The team accomplished proof of repeatability, a necessary step for the Army’s Medical Command to gain building occupancy. After occupancy, additional testing was completed related to the photovoltaic system and the heating boiler plant. Finally, the commissioning authority worked closely with the hospital’s operations group to ensure the O&M requirements of the facility were well understood. This support to the hospital’s operations group continues today.
The commissioning authority returned to the hospital twice during the first year of operation to assess functionality during occupancy and perform follow-up testing. They have remained in contact with the facilities group, monitoring its progress in learning the facility and assisting where possible.
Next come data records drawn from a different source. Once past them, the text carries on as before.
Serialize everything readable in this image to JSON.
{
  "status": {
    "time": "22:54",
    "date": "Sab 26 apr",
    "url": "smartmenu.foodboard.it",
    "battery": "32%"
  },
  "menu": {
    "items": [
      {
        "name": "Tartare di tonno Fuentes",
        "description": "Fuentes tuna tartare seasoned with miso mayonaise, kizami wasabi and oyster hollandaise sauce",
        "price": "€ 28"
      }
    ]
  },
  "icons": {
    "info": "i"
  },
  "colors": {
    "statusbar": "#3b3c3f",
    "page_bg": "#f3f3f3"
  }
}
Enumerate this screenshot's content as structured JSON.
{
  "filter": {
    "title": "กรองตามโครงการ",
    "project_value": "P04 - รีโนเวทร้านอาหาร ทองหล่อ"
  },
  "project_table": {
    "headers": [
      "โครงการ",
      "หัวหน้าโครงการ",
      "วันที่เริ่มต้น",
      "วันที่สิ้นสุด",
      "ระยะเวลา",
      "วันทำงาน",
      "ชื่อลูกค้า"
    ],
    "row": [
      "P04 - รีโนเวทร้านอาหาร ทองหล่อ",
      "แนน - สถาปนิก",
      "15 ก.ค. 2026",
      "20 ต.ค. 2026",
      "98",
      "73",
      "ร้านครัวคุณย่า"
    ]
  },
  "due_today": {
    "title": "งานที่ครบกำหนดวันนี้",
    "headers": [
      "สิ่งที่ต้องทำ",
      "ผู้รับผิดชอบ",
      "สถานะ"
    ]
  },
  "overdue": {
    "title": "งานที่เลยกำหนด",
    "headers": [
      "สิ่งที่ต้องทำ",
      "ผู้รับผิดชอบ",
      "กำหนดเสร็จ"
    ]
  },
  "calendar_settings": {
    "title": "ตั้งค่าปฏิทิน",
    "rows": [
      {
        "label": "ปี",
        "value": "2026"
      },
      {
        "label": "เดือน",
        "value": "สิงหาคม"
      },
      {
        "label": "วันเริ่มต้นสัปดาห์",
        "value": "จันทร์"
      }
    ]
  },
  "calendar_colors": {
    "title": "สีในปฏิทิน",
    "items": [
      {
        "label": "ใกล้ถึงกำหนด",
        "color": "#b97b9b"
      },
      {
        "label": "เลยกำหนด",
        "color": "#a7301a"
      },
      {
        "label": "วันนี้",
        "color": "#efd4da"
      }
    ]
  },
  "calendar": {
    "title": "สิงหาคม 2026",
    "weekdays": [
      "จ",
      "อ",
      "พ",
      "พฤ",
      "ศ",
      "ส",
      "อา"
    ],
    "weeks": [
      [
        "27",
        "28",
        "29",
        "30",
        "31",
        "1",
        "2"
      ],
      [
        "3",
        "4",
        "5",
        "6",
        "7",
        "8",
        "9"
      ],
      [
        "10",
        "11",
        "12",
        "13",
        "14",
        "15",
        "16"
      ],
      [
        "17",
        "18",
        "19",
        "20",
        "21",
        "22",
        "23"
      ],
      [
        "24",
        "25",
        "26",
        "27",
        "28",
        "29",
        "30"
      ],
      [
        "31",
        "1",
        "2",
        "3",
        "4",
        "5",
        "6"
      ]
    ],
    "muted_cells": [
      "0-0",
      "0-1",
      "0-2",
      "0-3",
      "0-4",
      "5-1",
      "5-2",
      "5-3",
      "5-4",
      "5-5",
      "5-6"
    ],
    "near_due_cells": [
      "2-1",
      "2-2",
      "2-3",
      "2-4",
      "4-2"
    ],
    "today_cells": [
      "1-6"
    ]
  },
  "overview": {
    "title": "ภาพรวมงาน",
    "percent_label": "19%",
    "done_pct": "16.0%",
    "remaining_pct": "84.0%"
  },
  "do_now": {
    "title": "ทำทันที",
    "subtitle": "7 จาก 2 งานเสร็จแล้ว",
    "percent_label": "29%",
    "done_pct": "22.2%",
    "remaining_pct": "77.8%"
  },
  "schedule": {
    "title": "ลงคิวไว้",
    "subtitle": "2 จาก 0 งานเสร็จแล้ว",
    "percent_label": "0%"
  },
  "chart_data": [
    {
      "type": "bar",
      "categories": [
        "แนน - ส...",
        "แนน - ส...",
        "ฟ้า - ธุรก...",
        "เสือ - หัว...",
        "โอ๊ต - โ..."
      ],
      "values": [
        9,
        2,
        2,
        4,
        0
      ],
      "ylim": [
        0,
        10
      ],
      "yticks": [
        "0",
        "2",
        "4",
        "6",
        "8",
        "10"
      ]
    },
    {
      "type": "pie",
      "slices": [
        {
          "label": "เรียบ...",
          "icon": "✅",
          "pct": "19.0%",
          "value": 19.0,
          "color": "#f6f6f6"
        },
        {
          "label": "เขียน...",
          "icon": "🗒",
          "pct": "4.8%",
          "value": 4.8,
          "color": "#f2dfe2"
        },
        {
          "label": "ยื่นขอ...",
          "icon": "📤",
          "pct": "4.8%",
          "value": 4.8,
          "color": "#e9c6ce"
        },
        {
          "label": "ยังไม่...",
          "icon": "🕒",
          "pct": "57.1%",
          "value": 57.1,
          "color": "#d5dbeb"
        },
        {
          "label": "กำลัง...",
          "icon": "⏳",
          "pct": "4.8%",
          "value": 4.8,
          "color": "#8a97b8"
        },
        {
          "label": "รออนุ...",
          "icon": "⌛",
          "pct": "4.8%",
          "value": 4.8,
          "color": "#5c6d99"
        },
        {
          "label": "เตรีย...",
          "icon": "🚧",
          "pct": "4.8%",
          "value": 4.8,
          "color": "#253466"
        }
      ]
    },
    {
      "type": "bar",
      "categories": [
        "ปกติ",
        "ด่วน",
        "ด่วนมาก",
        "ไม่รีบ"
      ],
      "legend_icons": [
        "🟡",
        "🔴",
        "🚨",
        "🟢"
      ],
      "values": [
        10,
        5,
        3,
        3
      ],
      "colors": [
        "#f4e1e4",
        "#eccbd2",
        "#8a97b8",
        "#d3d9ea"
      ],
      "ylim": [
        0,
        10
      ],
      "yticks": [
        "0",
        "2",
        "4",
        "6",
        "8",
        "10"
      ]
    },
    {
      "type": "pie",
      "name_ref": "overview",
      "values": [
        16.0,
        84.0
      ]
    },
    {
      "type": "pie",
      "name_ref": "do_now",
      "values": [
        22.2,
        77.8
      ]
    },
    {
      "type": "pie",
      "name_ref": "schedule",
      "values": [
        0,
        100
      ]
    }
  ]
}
Weed Army Community Hospital recently passed the first full Joint Commission evaluation with exceptional marks, a high achievement for such a complex facility situated in an extreme environment.
Such an environment requires constant operational vigilance to protect the facility from the effects of power instability, as well as negative impacts of water quality and its potential for impacting complex mechanical systems. Building utilities must function correctly and be in concert with one another.
As facilities become more complex, reliance on complicated automated control systems increases, requiring both integration for information sharing and interoperability for proper function. The burden of proper integration falls heavily on the facility operators.
Commissioning’s validation of design intent and client requirements put the final touches on this incredible journey to bring world-class health care to the Fort Irwin community and has helped make Weed Army Community Hospital a very popular place on the installation.
Since opening, there has been an increase in positive health care treatment experiences, with patients providing feedback stating they love the new facility because of the grand nature of the building, the comfortable spaces, and the focus on staff and patient wellness.
To date, Weed Army Community Hospital has received numerous local and national awards, including the Chief of Engineer’s Honor Award for Conceptual Design for demonstrating exceptional innovation in military medical facility design.
Last year, the hospital received an American Institute of Architects (AIA) Orlando (Fla.) Award of Merit for exemplary “built architecture,” and, again, in 2018, it won an AIA Award of Merit for sustainability. The hospital also was recognized by the U.S. Green Building Council, Los Angeles Chapter, as the Municipal Project of the Year and for its LEED Platinum certification during the 2019 Municipal Green Building Conference and Expo.
Keith Holloway, AIA, is vice president and director of architecture/operations at RLF Architecture Engineering Interiors in Orlando, Fla.; and James E. Thornton, CxA, CEM, LEED AP, is senior commissioning engineer and national discipline lead, commissioning, buildings and places for AECOM’s design and consulting services group for the Americas, Houston. They can be reached at firstname.lastname@example.org and Jim.Thornton@aecom.com.